Gary McKinnon was arrested in June following charges by US prosecutors that he illegally accessed government computers - including systems at the Pentagon, army, navy and Nasa - causing $700,000 worth of damage.
McKinnon could face up to 70 years in jail and fines of up to $1.75 million.
McKinnon, whose hacking name was Solo, said he was planning to appeal against the decision. "I am very worried and feeling very let down by my own government," he said.
He had tried to fight extradition, saying he was "already hung and quartered over there" and would not receive a fair trial.
McKinnon, an unemployed computer system administrator who lives in London, denied causing any damage and said he was looking for evidence that America is concealing the existence of UFOs.

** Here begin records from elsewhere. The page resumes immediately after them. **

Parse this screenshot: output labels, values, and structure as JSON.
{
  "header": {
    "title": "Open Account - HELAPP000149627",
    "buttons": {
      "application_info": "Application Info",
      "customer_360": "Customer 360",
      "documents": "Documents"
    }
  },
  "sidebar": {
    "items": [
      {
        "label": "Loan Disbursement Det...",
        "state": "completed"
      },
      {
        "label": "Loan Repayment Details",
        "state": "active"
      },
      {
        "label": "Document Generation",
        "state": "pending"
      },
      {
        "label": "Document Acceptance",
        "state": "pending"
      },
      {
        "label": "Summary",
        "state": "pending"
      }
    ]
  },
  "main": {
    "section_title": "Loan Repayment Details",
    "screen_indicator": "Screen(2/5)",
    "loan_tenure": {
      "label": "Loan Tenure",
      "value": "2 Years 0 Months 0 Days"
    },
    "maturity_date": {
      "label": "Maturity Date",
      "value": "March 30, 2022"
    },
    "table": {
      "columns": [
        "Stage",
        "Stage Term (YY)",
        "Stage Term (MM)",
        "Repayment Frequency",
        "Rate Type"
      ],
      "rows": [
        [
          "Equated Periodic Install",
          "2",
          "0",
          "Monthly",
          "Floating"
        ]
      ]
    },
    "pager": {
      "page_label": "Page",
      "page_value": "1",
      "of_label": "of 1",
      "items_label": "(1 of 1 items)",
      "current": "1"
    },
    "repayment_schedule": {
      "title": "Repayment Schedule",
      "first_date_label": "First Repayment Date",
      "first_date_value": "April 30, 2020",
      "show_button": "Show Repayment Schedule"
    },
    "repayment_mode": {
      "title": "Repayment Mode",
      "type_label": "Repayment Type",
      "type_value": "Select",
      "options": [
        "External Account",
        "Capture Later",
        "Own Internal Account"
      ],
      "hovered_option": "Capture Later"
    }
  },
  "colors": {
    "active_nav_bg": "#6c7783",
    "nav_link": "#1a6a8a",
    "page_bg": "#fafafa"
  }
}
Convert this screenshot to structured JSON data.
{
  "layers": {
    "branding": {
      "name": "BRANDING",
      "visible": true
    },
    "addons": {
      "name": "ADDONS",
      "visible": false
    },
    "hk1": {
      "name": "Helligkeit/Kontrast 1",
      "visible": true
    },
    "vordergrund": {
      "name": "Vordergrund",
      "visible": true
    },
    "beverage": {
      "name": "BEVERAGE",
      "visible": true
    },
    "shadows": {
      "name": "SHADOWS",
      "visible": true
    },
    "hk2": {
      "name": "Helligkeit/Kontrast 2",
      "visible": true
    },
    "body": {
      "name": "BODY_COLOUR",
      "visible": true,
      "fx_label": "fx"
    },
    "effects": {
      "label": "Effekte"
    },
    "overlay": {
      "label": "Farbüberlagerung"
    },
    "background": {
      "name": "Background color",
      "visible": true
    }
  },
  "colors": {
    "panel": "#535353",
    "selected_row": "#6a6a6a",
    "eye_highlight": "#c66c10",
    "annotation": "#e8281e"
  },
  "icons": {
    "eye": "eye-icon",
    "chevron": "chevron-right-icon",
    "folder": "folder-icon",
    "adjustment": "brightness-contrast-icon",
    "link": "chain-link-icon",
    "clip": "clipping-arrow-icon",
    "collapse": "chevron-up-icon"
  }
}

Prosecutors said McKinnon hacked into sensitive networks over a one year period from February 2002, crippling US defence systems in the wake of the September 11, 2001 attacks.
John Reid, the home office minister, signed the order for his extradition, his ministry said.
A judge ruled in May that McKinnon, who has been indicted in New Jersey and northern Virginia, should be sent to the US to face trial. The decision required Reid's approval.
McKinnon has 14 days to appeal against the decision.